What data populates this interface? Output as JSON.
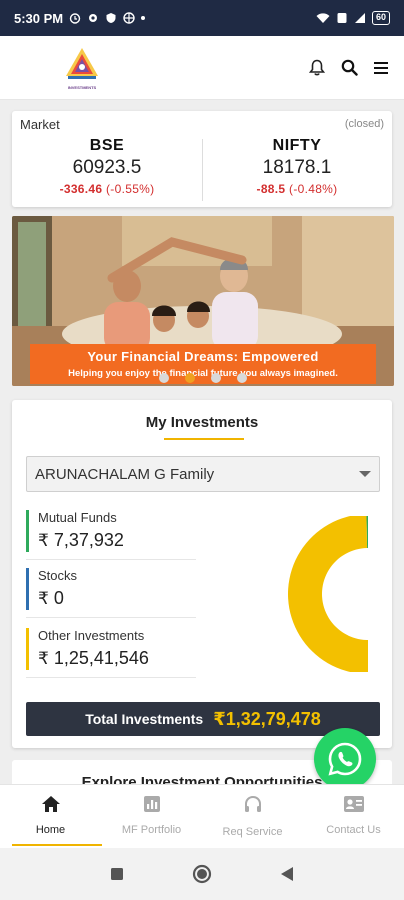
{
  "status_bar": {
    "time": "5:30 PM",
    "battery": "60"
  },
  "header": {
    "logo_text": "INVESTMENTS",
    "icons": [
      "bell-icon",
      "search-icon",
      "menu-icon"
    ]
  },
  "market": {
    "title": "Market",
    "status": "(closed)",
    "bse": {
      "name": "BSE",
      "value": "60923.5",
      "change_points": "-336.46",
      "change_pct": "(-0.55%)"
    },
    "nifty": {
      "name": "NIFTY",
      "value": "18178.1",
      "change_points": "-88.5",
      "change_pct": "(-0.48%)"
    }
  },
  "banner": {
    "headline": "Your Financial Dreams: Empowered",
    "subtext": "Helping you enjoy the financial future you always imagined.",
    "active_slide": 2,
    "slides": 4
  },
  "investments": {
    "title": "My Investments",
    "selected_family": "ARUNACHALAM G Family",
    "items": [
      {
        "label": "Mutual Funds",
        "currency": "₹",
        "value": "7,37,932",
        "color": "#2eaa5c"
      },
      {
        "label": "Stocks",
        "currency": "₹",
        "value": "0",
        "color": "#2f6fb0"
      },
      {
        "label": "Other Investments",
        "currency": "₹",
        "value": "1,25,41,546",
        "color": "#f3c000"
      }
    ],
    "chart_data": {
      "type": "pie",
      "categories": [
        "Mutual Funds",
        "Stocks",
        "Other Investments"
      ],
      "values": [
        737932,
        0,
        12541546
      ],
      "colors": [
        "#2eaa5c",
        "#2f6fb0",
        "#f3c000"
      ]
    },
    "total_label": "Total Investments",
    "total_currency": "₹",
    "total_value": "1,32,79,478"
  },
  "explore": {
    "title": "Explore Investment Opportunities"
  },
  "bottom_nav": {
    "items": [
      {
        "label": "Home",
        "icon": "home-icon",
        "active": true
      },
      {
        "label": "MF Portfolio",
        "icon": "chart-icon",
        "active": false
      },
      {
        "label": "Req Service",
        "icon": "headset-icon",
        "active": false
      },
      {
        "label": "Contact Us",
        "icon": "contact-card-icon",
        "active": false
      }
    ]
  }
}
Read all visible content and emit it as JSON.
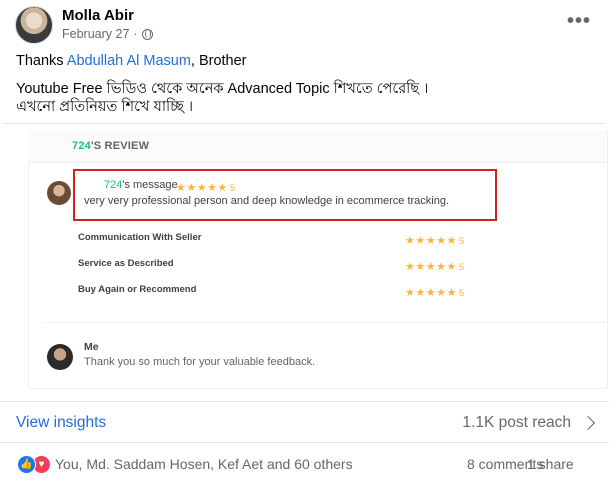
{
  "post": {
    "author": "Molla Abir",
    "date": "February 27",
    "date_separator": "·",
    "more_label": "•••",
    "text": {
      "thanks_prefix": "Thanks ",
      "mention": "Abdullah Al Masum",
      "thanks_suffix": ", Brother",
      "line2": "Youtube Free ভিডিও থেকে অনেক Advanced Topic শিখতে পেরেছি ।",
      "line3": "এখনো প্রতিনিয়ত শিখে যাচ্ছি ।"
    }
  },
  "review_card": {
    "title_prefix": "724",
    "title_suffix": "'S REVIEW",
    "reviewer_name_prefix": "724",
    "reviewer_name_suffix": "'s message",
    "stars": "★★★★★",
    "rating": "5",
    "review_text": "very very professional person and deep knowledge in ecommerce tracking.",
    "criteria": [
      {
        "label": "Communication With Seller",
        "stars": "★★★★★",
        "rating": "5"
      },
      {
        "label": "Service as Described",
        "stars": "★★★★★",
        "rating": "5"
      },
      {
        "label": "Buy Again or Recommend",
        "stars": "★★★★★",
        "rating": "5"
      }
    ],
    "reply_name": "Me",
    "reply_text": "Thank you so much for your valuable feedback."
  },
  "insights": {
    "label": "View insights",
    "reach": "1.1K post reach"
  },
  "reactions": {
    "text": "You, Md. Saddam Hosen, Kef Aet and 60 others",
    "comments": "8 comments",
    "shares": "1 share",
    "like_icon": "👍",
    "love_icon": "♥"
  },
  "colors": {
    "link": "#216fdb",
    "fiverr_green": "#1dbf73",
    "star": "#ffb33e",
    "highlight_border": "#d32222",
    "like": "#1877f2",
    "love": "#f33e58"
  }
}
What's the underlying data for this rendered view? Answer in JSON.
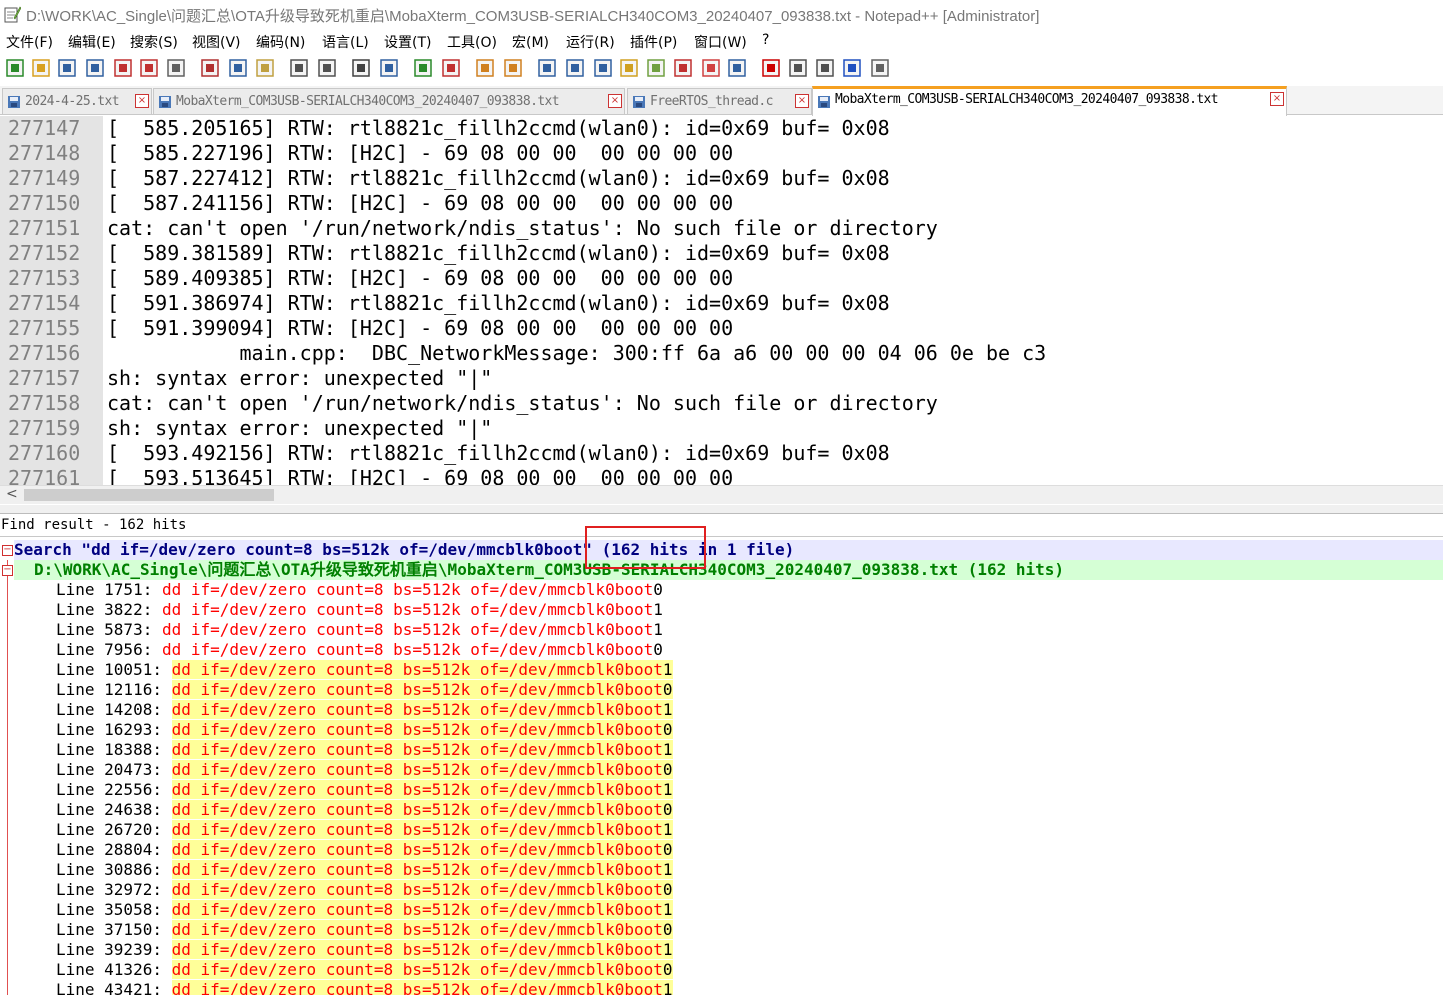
{
  "window": {
    "title": "D:\\WORK\\AC_Single\\问题汇总\\OTA升级导致死机重启\\MobaXterm_COM3USB-SERIALCH340COM3_20240407_093838.txt - Notepad++ [Administrator]",
    "app_icon": "notepad-icon"
  },
  "menu": [
    "文件(F)",
    "编辑(E)",
    "搜索(S)",
    "视图(V)",
    "编码(N)",
    "语言(L)",
    "设置(T)",
    "工具(O)",
    "宏(M)",
    "运行(R)",
    "插件(P)",
    "窗口(W)",
    "?"
  ],
  "toolbar_icons": [
    "new-file-icon",
    "open-file-icon",
    "save-icon",
    "save-all-icon",
    "close-icon",
    "close-all-icon",
    "print-icon",
    "cut-icon",
    "copy-icon",
    "paste-icon",
    "undo-icon",
    "redo-icon",
    "find-icon",
    "replace-icon",
    "zoom-in-icon",
    "zoom-out-icon",
    "sync-vertical-icon",
    "sync-horizontal-icon",
    "word-wrap-icon",
    "show-all-chars-icon",
    "indent-guide-icon",
    "user-language-icon",
    "doc-map-icon",
    "function-list-icon",
    "folder-workspace-icon",
    "monitoring-icon",
    "macro-record-icon",
    "macro-stop-icon",
    "macro-play-icon",
    "macro-run-multiple-icon",
    "macro-save-icon"
  ],
  "tabs": [
    {
      "label": "2024-4-25.txt",
      "active": false
    },
    {
      "label": "MobaXterm_COM3USB-SERIALCH340COM3_20240407_093838.txt",
      "active": false
    },
    {
      "label": "FreeRTOS_thread.c",
      "active": false
    },
    {
      "label": "MobaXterm_COM3USB-SERIALCH340COM3_20240407_093838.txt",
      "active": true
    }
  ],
  "editor_lines": [
    {
      "num": "277147",
      "text": "[  585.205165] RTW: rtl8821c_fillh2ccmd(wlan0): id=0x69 buf= 0x08"
    },
    {
      "num": "277148",
      "text": "[  585.227196] RTW: [H2C] - 69 08 00 00  00 00 00 00"
    },
    {
      "num": "277149",
      "text": "[  587.227412] RTW: rtl8821c_fillh2ccmd(wlan0): id=0x69 buf= 0x08"
    },
    {
      "num": "277150",
      "text": "[  587.241156] RTW: [H2C] - 69 08 00 00  00 00 00 00"
    },
    {
      "num": "277151",
      "text": "cat: can't open '/run/network/ndis_status': No such file or directory"
    },
    {
      "num": "277152",
      "text": "[  589.381589] RTW: rtl8821c_fillh2ccmd(wlan0): id=0x69 buf= 0x08"
    },
    {
      "num": "277153",
      "text": "[  589.409385] RTW: [H2C] - 69 08 00 00  00 00 00 00"
    },
    {
      "num": "277154",
      "text": "[  591.386974] RTW: rtl8821c_fillh2ccmd(wlan0): id=0x69 buf= 0x08"
    },
    {
      "num": "277155",
      "text": "[  591.399094] RTW: [H2C] - 69 08 00 00  00 00 00 00"
    },
    {
      "num": "277156",
      "text": "           main.cpp:  DBC_NetworkMessage: 300:ff 6a a6 00 00 00 04 06 0e be c3"
    },
    {
      "num": "277157",
      "text": "sh: syntax error: unexpected \"|\""
    },
    {
      "num": "277158",
      "text": "cat: can't open '/run/network/ndis_status': No such file or directory"
    },
    {
      "num": "277159",
      "text": "sh: syntax error: unexpected \"|\""
    },
    {
      "num": "277160",
      "text": "[  593.492156] RTW: rtl8821c_fillh2ccmd(wlan0): id=0x69 buf= 0x08"
    },
    {
      "num": "277161",
      "text": "[  593.513645] RTW: [H2C] - 69 08 00 00  00 00 00 00"
    }
  ],
  "find_result": {
    "header": "Find result - 162 hits",
    "search_line": "Search \"dd if=/dev/zero count=8 bs=512k of=/dev/mmcblk0boot\" (162 hits in 1 file)",
    "file_line": "D:\\WORK\\AC_Single\\问题汇总\\OTA升级导致死机重启\\MobaXterm_COM3USB-SERIALCH340COM3_20240407_093838.txt (162 hits)",
    "match_text": "dd if=/dev/zero count=8 bs=512k of=/dev/mmcblk0boot",
    "hits": [
      {
        "line": "Line 1751: ",
        "end": "0",
        "highlighted": false
      },
      {
        "line": "Line 3822: ",
        "end": "1",
        "highlighted": false
      },
      {
        "line": "Line 5873: ",
        "end": "1",
        "highlighted": false
      },
      {
        "line": "Line 7956: ",
        "end": "0",
        "highlighted": false
      },
      {
        "line": "Line 10051: ",
        "end": "1",
        "highlighted": true
      },
      {
        "line": "Line 12116: ",
        "end": "0",
        "highlighted": true
      },
      {
        "line": "Line 14208: ",
        "end": "1",
        "highlighted": true
      },
      {
        "line": "Line 16293: ",
        "end": "0",
        "highlighted": true
      },
      {
        "line": "Line 18388: ",
        "end": "1",
        "highlighted": true
      },
      {
        "line": "Line 20473: ",
        "end": "0",
        "highlighted": true
      },
      {
        "line": "Line 22556: ",
        "end": "1",
        "highlighted": true
      },
      {
        "line": "Line 24638: ",
        "end": "0",
        "highlighted": true
      },
      {
        "line": "Line 26720: ",
        "end": "1",
        "highlighted": true
      },
      {
        "line": "Line 28804: ",
        "end": "0",
        "highlighted": true
      },
      {
        "line": "Line 30886: ",
        "end": "1",
        "highlighted": true
      },
      {
        "line": "Line 32972: ",
        "end": "0",
        "highlighted": true
      },
      {
        "line": "Line 35058: ",
        "end": "1",
        "highlighted": true
      },
      {
        "line": "Line 37150: ",
        "end": "0",
        "highlighted": true
      },
      {
        "line": "Line 39239: ",
        "end": "1",
        "highlighted": true
      },
      {
        "line": "Line 41326: ",
        "end": "0",
        "highlighted": true
      },
      {
        "line": "Line 43421: ",
        "end": "1",
        "highlighted": true
      }
    ]
  },
  "colors": {
    "accent_tab": "#f5a020",
    "search_bg": "#e8e8ff",
    "file_bg": "#d5ffd5",
    "match_fg": "#ff0000",
    "match_bg": "#ffff99",
    "annotation": "#e02020"
  }
}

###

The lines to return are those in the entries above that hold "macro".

    "macro-record-icon",
    "macro-stop-icon",
    "macro-play-icon",
    "macro-run-multiple-icon",
    "macro-save-icon"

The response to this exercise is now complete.